▸ Work task
Scan the material below for the word "icon", then copy every line in which it appears.

▸ Data supplied

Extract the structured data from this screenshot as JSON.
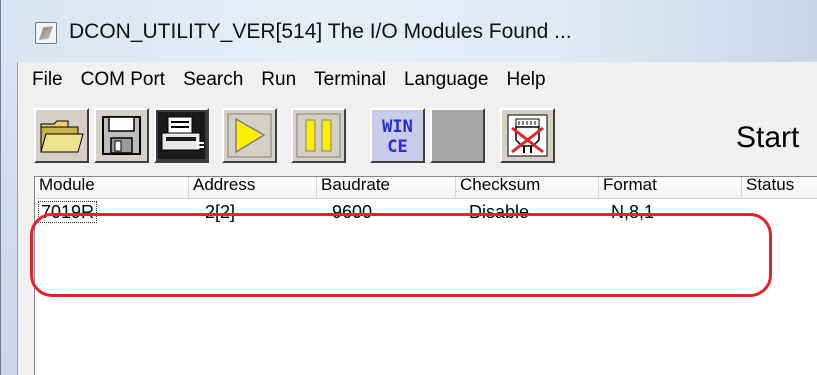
{
  "window": {
    "title": "DCON_UTILITY_VER[514] The I/O Modules Found ..."
  },
  "menu": {
    "items": [
      "File",
      "COM Port",
      "Search",
      "Run",
      "Terminal",
      "Language",
      "Help"
    ]
  },
  "toolbar": {
    "buttons": [
      {
        "name": "open-folder-icon"
      },
      {
        "name": "save-disk-icon"
      },
      {
        "name": "printer-icon"
      },
      {
        "name": "play-icon"
      },
      {
        "name": "pause-icon"
      },
      {
        "name": "wince-icon",
        "label": "WIN\nCE"
      },
      {
        "name": "blank-button-icon"
      },
      {
        "name": "disconnect-port-icon"
      }
    ],
    "wince_line1": "WIN",
    "wince_line2": "CE",
    "start_label": "Start"
  },
  "list": {
    "columns": [
      "Module",
      "Address",
      "Baudrate",
      "Checksum",
      "Format",
      "Status"
    ],
    "rows": [
      {
        "module": "7019R",
        "address": "2[2]",
        "baudrate": "9600",
        "checksum": "Disable",
        "format": "N,8,1",
        "status": ""
      }
    ]
  },
  "colors": {
    "highlight": "#e8202a",
    "toolbar_face": "#d4d0c8"
  }
}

▸ Answer area
        "name": "open-folder-icon"
        "name": "save-disk-icon"
        "name": "printer-icon"
        "name": "play-icon"
        "name": "pause-icon"
        "name": "wince-icon",
        "name": "blank-button-icon"
        "name": "disconnect-port-icon"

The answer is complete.